Asheville, Walnut Cove, Biltmore Forrest and Western North Carolina’s Audio and Home Theater specialists present Cane Creek AV and Paul McGowan – PS Audio, Intl.

As I cheerfully re-rip my 2000+ CD’s, due to some really bad Mac service, this post from Paul McGowan at PS Audio hit home with me.

I have these CD’s, which if I had sold after originally ripping them to my computer, I’d be screwed, as well as a couple thousand vinyl LP’s, many of which are very special.

They will eventually go to our kids and along with my stereo system, in which a few of the components might becoming collectible, might be a better long term investment than most of the other things I’ve invested in. Not solely because they will be worth more money as time go’s by, but rather the emotional enjoyment they will also be able to bring.

Now, from Paul.

Is it yours?

When I first started PS Audio some 40 years ago, times were tough. The company was definitely a labor of love, one we not only didn’t make any money at, but instead, invested every nickel we had (and didn’t have) just to keep the dream alive.

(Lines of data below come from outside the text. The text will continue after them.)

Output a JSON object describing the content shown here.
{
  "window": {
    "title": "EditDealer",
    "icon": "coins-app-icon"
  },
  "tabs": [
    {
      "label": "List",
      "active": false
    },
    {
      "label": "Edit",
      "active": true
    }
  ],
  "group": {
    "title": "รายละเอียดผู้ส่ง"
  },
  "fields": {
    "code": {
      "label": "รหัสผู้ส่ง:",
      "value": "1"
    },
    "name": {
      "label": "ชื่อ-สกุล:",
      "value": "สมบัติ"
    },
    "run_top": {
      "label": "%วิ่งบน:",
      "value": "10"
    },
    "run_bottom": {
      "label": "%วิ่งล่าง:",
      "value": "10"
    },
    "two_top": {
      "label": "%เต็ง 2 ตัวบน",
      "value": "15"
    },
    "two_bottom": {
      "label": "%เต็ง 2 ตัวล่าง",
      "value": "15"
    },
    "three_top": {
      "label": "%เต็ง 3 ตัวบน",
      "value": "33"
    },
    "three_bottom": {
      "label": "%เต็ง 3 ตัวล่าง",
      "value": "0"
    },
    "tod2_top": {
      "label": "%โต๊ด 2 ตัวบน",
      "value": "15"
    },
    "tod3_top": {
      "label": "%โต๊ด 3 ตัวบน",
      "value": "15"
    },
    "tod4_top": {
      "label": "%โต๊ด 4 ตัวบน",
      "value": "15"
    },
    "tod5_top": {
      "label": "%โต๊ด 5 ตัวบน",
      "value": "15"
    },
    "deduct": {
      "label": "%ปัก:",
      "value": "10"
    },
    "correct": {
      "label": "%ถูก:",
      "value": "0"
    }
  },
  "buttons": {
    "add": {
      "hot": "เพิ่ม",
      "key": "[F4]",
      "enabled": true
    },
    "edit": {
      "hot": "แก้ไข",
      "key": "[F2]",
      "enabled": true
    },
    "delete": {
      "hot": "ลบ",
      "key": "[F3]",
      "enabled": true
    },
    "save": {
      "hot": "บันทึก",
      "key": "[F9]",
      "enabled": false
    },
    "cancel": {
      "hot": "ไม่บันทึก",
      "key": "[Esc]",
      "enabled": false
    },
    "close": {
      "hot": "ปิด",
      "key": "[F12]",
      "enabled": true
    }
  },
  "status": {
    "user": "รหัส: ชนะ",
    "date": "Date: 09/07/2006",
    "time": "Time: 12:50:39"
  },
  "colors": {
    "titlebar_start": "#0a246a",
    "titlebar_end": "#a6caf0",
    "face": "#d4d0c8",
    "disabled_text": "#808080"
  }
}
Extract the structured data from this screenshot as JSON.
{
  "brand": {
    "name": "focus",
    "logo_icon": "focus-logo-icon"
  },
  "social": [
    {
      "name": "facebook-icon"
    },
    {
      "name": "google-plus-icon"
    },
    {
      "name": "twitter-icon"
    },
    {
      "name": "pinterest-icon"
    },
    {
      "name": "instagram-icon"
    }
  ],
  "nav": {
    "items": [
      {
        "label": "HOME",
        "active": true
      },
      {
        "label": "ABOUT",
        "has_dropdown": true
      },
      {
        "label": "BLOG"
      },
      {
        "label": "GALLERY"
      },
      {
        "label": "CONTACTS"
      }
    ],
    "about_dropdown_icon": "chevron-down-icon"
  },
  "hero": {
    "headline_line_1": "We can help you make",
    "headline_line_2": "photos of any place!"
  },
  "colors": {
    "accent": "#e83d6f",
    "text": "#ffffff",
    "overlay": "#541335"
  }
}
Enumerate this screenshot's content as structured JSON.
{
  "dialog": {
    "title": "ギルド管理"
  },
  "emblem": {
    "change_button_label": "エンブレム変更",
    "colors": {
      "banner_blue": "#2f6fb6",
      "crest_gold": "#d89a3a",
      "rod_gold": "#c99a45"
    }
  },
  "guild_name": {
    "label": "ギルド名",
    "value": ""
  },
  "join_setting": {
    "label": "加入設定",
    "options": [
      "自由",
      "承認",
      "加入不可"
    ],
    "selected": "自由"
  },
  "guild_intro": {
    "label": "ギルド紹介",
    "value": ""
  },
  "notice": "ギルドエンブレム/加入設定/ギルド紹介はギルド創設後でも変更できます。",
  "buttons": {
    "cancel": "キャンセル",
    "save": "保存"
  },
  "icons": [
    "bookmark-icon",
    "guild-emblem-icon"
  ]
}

One of my regrets was selling my album collection. Over my many years as a DJ I had amassed a pretty amazing record collection. Thousands of first pressings, hard to find albums from all over the world. One by one to pay the bills, I sat at the swap meet each Sunday selling enough of them for one to two dollars apiece to buy groceries for the week. The good news is that money carried us through some tough times. The bad news is obvious.

These sales took place in the 1970s, a time when there was no Napster, no worries by labels of copying and owner’s rights to purchased music. That’s not so true today.

Selling your own copies of that same music comes with some risk if you were not the original owner. In my case, many of the albums I sold were promo copies and gifts from musicians. Technically, I broke the law selling them. The same would be true today if it was a CD, not originally purchased by me.

This whole copyright thing makes my head hurt and to be honest, I treat it as I do the warnings on bedding I purchase not to remove the safety label.

Of course copying and selling is wrong, and wrong on any number of grounds. But what you do with your media collection, regardless of how it was obtained, is your business.

That’s not legal advice. It’s just my opinion.